Cryptozoology, BioForteana, Zoological Oddities, Unusual Natural History

Marketing Cryptozoology Books

There are several methods for marketing CZ books:

  • Personal marketing
  • Community marketing
  • Reviews
  • External markets

Certainly, you should start with the minimum of a simple website for the book, or at least a page on it if you already have a site dedicated to cryptozoology. Inexpensive hosting services by GoDaddy and others allow you to quickly put up information about the book (description, contents, excerpts, cover image, etc.). How much you want to put up about yourself is up to you; some authors prefer to focus on the books, others essentially "brand" themselves to create more impetus for their audience to pick up further books.

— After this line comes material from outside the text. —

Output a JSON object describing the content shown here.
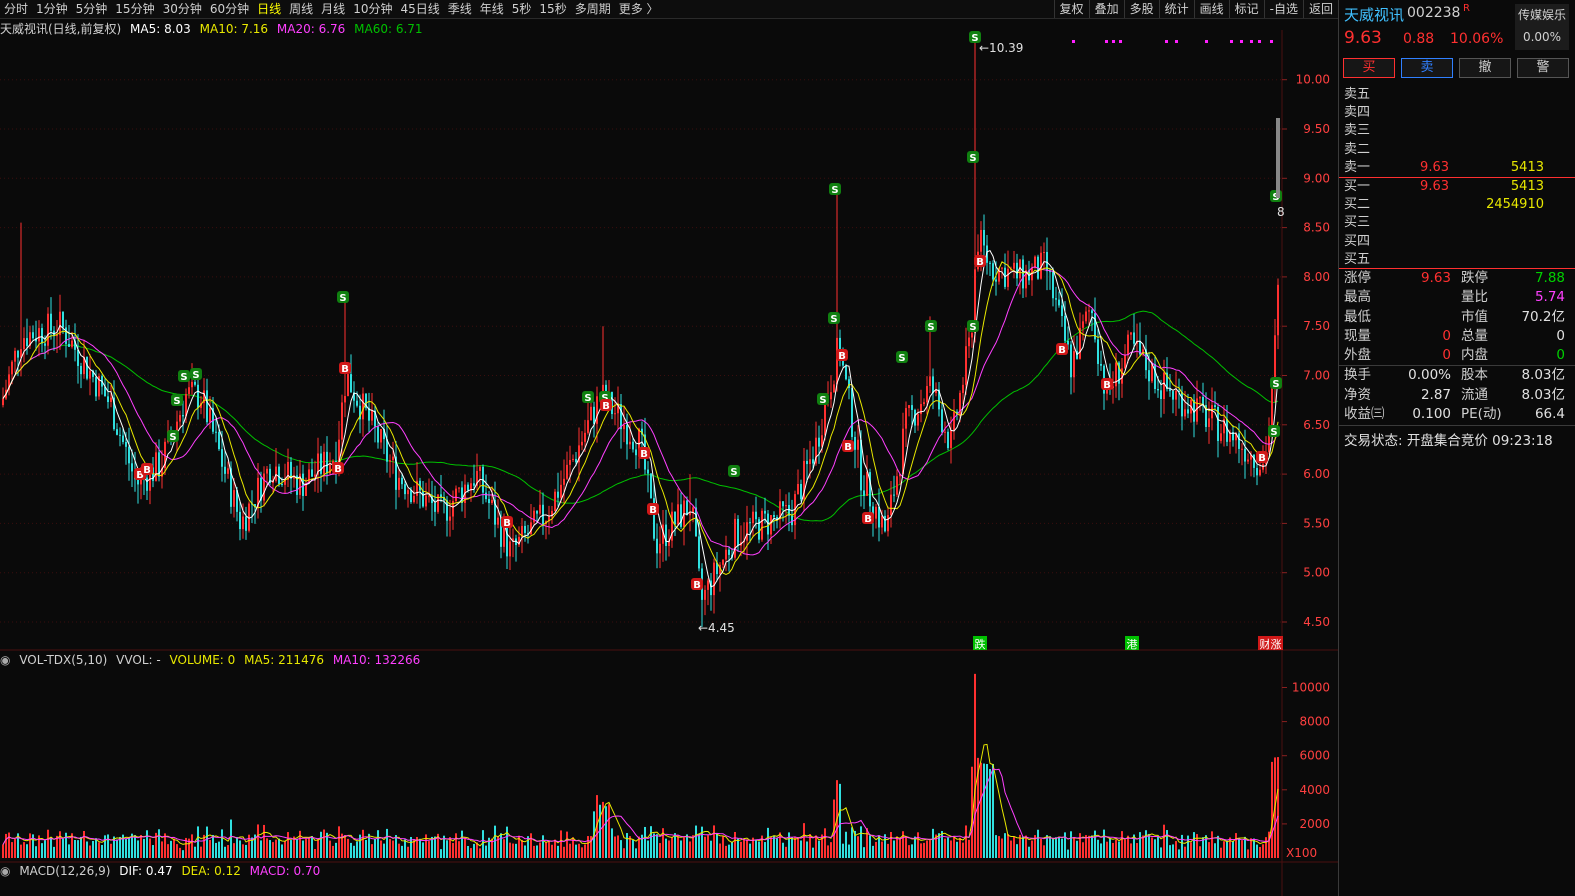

As an author, too, don't forget to take advantage of Amazon.com's various marketing programs on their own site. They are offering a number of opportunities for authors to communicate with readers.

Community marketing is that marketing which focuses on those already interested in cryptozoology: the primary audience for non-fiction cryptozoology books. (Cryptofiction is a bit different, as the community can also incorporate science fiction readers in general.) Communication with this audience can take place online (blogs, forums, email discussion lists), through society newsletters, topical magazines, and in person (at cryptozoology conferences and other events). Whether through advertising, writing articles, speaking, or however, you are sparking interest in your subject of interest, and hopefully people will find it interesting enough to check out your work. Sending out a "press release" to various site-owners and list-owners is simple enough with email now.

Typically, review copies should be obtained as soon as possible to send out to cryptozoology publications. Unfortunately, the number of publications that review such books is steadily dwindling. I typically send books at least to the British Columbia Scientific Cryptozoology Club for their newsletter, and Fortean Times. There are a few other magazines of a paranormal bent that review CZ material. Strange Magazine and Anomalist.com may or may not still accept review copies. Depending on the subject, you may find other markets outside cryptozoology that might consider reviewing the book. The "big" review publications typically don't review POD books, or most other self-published books, so you'll have to look for specialized reviewers.

It might be worth a shot (no guarantee) to advertise your book in other markets, depending on the subject. I'd be interested in knowing, for example, whether advertising a Bigfoot book in a hunting/fishing/outdoors publication garners any interest. Think of possible related topics and check to see if there are magazines in that field; some might be interested in a review copy.

CZ POD